What you will do | Your answer must be every line of the data that contains "gepl".

[Items from an interface collection]
---*---

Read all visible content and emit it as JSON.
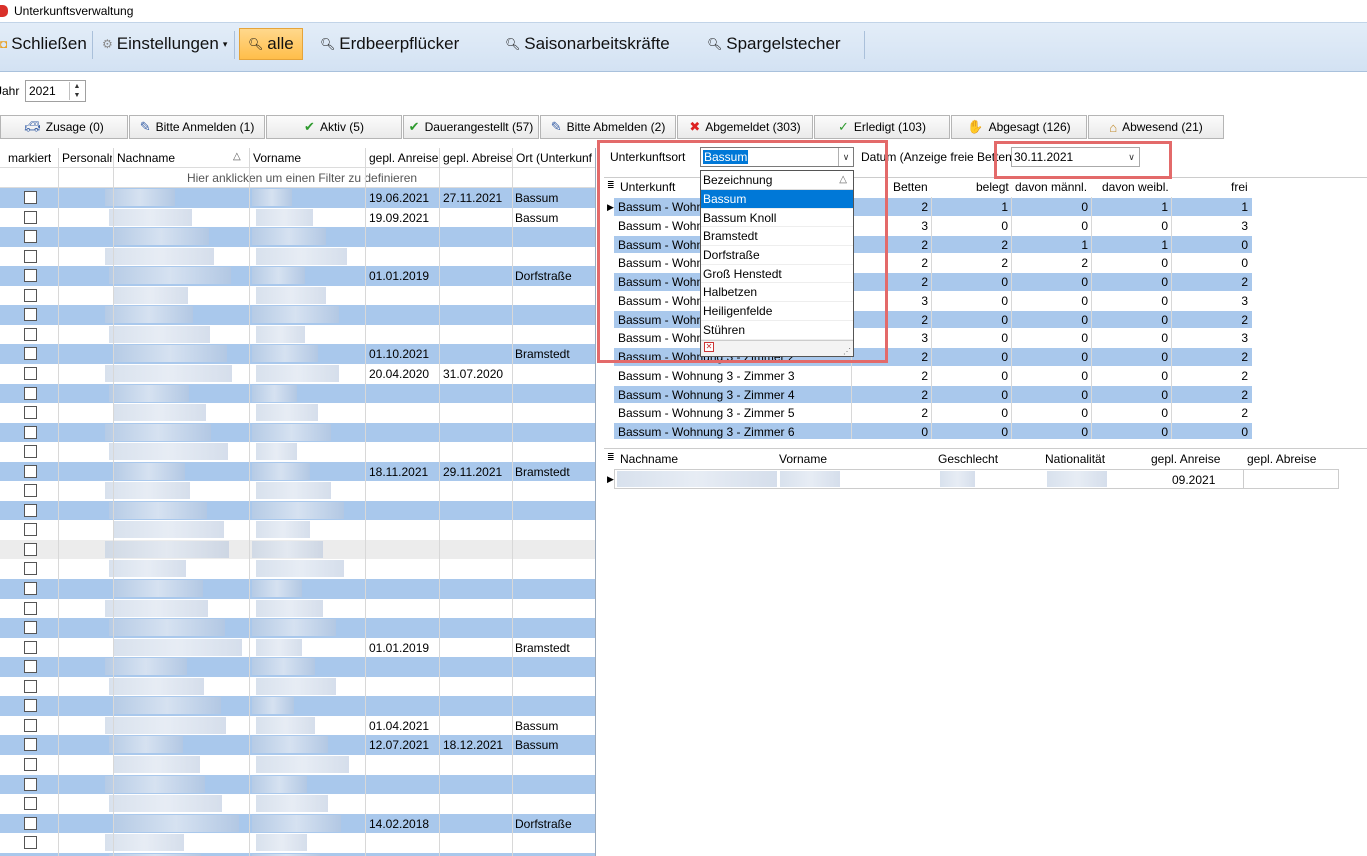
{
  "window": {
    "title": "Unterkunftsverwaltung"
  },
  "ribbon": {
    "close": "Schließen",
    "settings": "Einstellungen",
    "all": "alle",
    "strawberry": "Erdbeerpflücker",
    "seasonal": "Saisonarbeitskräfte",
    "asparagus": "Spargelstecher"
  },
  "year": {
    "label": "Jahr",
    "value": "2021"
  },
  "tabs": [
    "Zusage (0)",
    "Bitte Anmelden (1)",
    "Aktiv (5)",
    "Dauerangestellt (57)",
    "Bitte Abmelden (2)",
    "Abgemeldet (303)",
    "Erledigt (103)",
    "Abgesagt (126)",
    "Abwesend (21)"
  ],
  "left_grid": {
    "headers": [
      "markiert",
      "Personalr",
      "Nachname",
      "Vorname",
      "gepl. Anreise",
      "gepl. Abreise",
      "Ort (Unterkunf"
    ],
    "filter_hint": "Hier anklicken um einen Filter zu definieren",
    "rows": [
      {
        "arr": "19.06.2021",
        "dep": "27.11.2021",
        "ort": "Bassum"
      },
      {
        "arr": "19.09.2021",
        "dep": "",
        "ort": "Bassum"
      },
      {
        "arr": "",
        "dep": "",
        "ort": ""
      },
      {
        "arr": "",
        "dep": "",
        "ort": ""
      },
      {
        "arr": "01.01.2019",
        "dep": "",
        "ort": "Dorfstraße"
      },
      {
        "arr": "",
        "dep": "",
        "ort": ""
      },
      {
        "arr": "",
        "dep": "",
        "ort": ""
      },
      {
        "arr": "",
        "dep": "",
        "ort": ""
      },
      {
        "arr": "01.10.2021",
        "dep": "",
        "ort": "Bramstedt"
      },
      {
        "arr": "20.04.2020",
        "dep": "31.07.2020",
        "ort": ""
      },
      {
        "arr": "",
        "dep": "",
        "ort": ""
      },
      {
        "arr": "",
        "dep": "",
        "ort": ""
      },
      {
        "arr": "",
        "dep": "",
        "ort": ""
      },
      {
        "arr": "",
        "dep": "",
        "ort": ""
      },
      {
        "arr": "18.11.2021",
        "dep": "29.11.2021",
        "ort": "Bramstedt"
      },
      {
        "arr": "",
        "dep": "",
        "ort": ""
      },
      {
        "arr": "",
        "dep": "",
        "ort": ""
      },
      {
        "arr": "",
        "dep": "",
        "ort": ""
      },
      {
        "arr": "",
        "dep": "",
        "ort": ""
      },
      {
        "arr": "",
        "dep": "",
        "ort": ""
      },
      {
        "arr": "",
        "dep": "",
        "ort": ""
      },
      {
        "arr": "",
        "dep": "",
        "ort": ""
      },
      {
        "arr": "",
        "dep": "",
        "ort": ""
      },
      {
        "arr": "01.01.2019",
        "dep": "",
        "ort": "Bramstedt"
      },
      {
        "arr": "",
        "dep": "",
        "ort": ""
      },
      {
        "arr": "",
        "dep": "",
        "ort": ""
      },
      {
        "arr": "",
        "dep": "",
        "ort": ""
      },
      {
        "arr": "01.04.2021",
        "dep": "",
        "ort": "Bassum"
      },
      {
        "arr": "12.07.2021",
        "dep": "18.12.2021",
        "ort": "Bassum"
      },
      {
        "arr": "",
        "dep": "",
        "ort": ""
      },
      {
        "arr": "",
        "dep": "",
        "ort": ""
      },
      {
        "arr": "",
        "dep": "",
        "ort": ""
      },
      {
        "arr": "14.02.2018",
        "dep": "",
        "ort": "Dorfstraße"
      },
      {
        "arr": "",
        "dep": "",
        "ort": ""
      },
      {
        "arr": "",
        "dep": "",
        "ort": ""
      }
    ]
  },
  "filters": {
    "location_label": "Unterkunftsort",
    "location_value": "Bassum",
    "date_label": "Datum (Anzeige freie Betten)",
    "date_value": "30.11.2021"
  },
  "dropdown": {
    "header": "Bezeichnung",
    "items": [
      "Bassum",
      "Bassum Knoll",
      "Bramstedt",
      "Dorfstraße",
      "Groß Henstedt",
      "Halbetzen",
      "Heiligenfelde",
      "Stühren"
    ]
  },
  "room_grid": {
    "headers": [
      "Unterkunft",
      "Betten",
      "belegt",
      "davon männl.",
      "davon weibl.",
      "frei"
    ],
    "rows": [
      {
        "name": "Bassum - Wohnung 1 -  Zimmer 1",
        "b": "2",
        "o": "1",
        "m": "0",
        "w": "1",
        "f": "1"
      },
      {
        "name": "Bassum - Wohnung 1 -  Zimmer 2",
        "b": "3",
        "o": "0",
        "m": "0",
        "w": "0",
        "f": "3"
      },
      {
        "name": "Bassum - Wohnung 1 -  Zimmer 3",
        "b": "2",
        "o": "2",
        "m": "1",
        "w": "1",
        "f": "0"
      },
      {
        "name": "Bassum - Wohnung 2 -  Zimmer 1",
        "b": "2",
        "o": "2",
        "m": "2",
        "w": "0",
        "f": "0"
      },
      {
        "name": "Bassum - Wohnung 2 -  Zimmer 2",
        "b": "2",
        "o": "0",
        "m": "0",
        "w": "0",
        "f": "2"
      },
      {
        "name": "Bassum - Wohnung 2 -  Zimmer 3",
        "b": "3",
        "o": "0",
        "m": "0",
        "w": "0",
        "f": "3"
      },
      {
        "name": "Bassum - Wohnung 2 -  Zimmer 4",
        "b": "2",
        "o": "0",
        "m": "0",
        "w": "0",
        "f": "2"
      },
      {
        "name": "Bassum -  Wohnung 3 -  Zimmer 1",
        "b": "3",
        "o": "0",
        "m": "0",
        "w": "0",
        "f": "3"
      },
      {
        "name": "Bassum -  Wohnung 3 -  Zimmer 2",
        "b": "2",
        "o": "0",
        "m": "0",
        "w": "0",
        "f": "2"
      },
      {
        "name": "Bassum - Wohnung 3 -  Zimmer 3",
        "b": "2",
        "o": "0",
        "m": "0",
        "w": "0",
        "f": "2"
      },
      {
        "name": "Bassum - Wohnung 3 -  Zimmer 4",
        "b": "2",
        "o": "0",
        "m": "0",
        "w": "0",
        "f": "2"
      },
      {
        "name": "Bassum - Wohnung 3 -  Zimmer 5",
        "b": "2",
        "o": "0",
        "m": "0",
        "w": "0",
        "f": "2"
      },
      {
        "name": "Bassum -  Wohnung 3 - Zimmer 6",
        "b": "0",
        "o": "0",
        "m": "0",
        "w": "0",
        "f": "0"
      }
    ]
  },
  "occupant_grid": {
    "headers": [
      "Nachname",
      "Vorname",
      "Geschlecht",
      "Nationalität",
      "gepl. Anreise",
      "gepl. Abreise"
    ],
    "row_arrival": "09.2021"
  }
}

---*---

Answer box |
      "gepl. Anreise",
      "gepl. Abreise",
      "gepl. Anreise",
      "gepl. Abreise"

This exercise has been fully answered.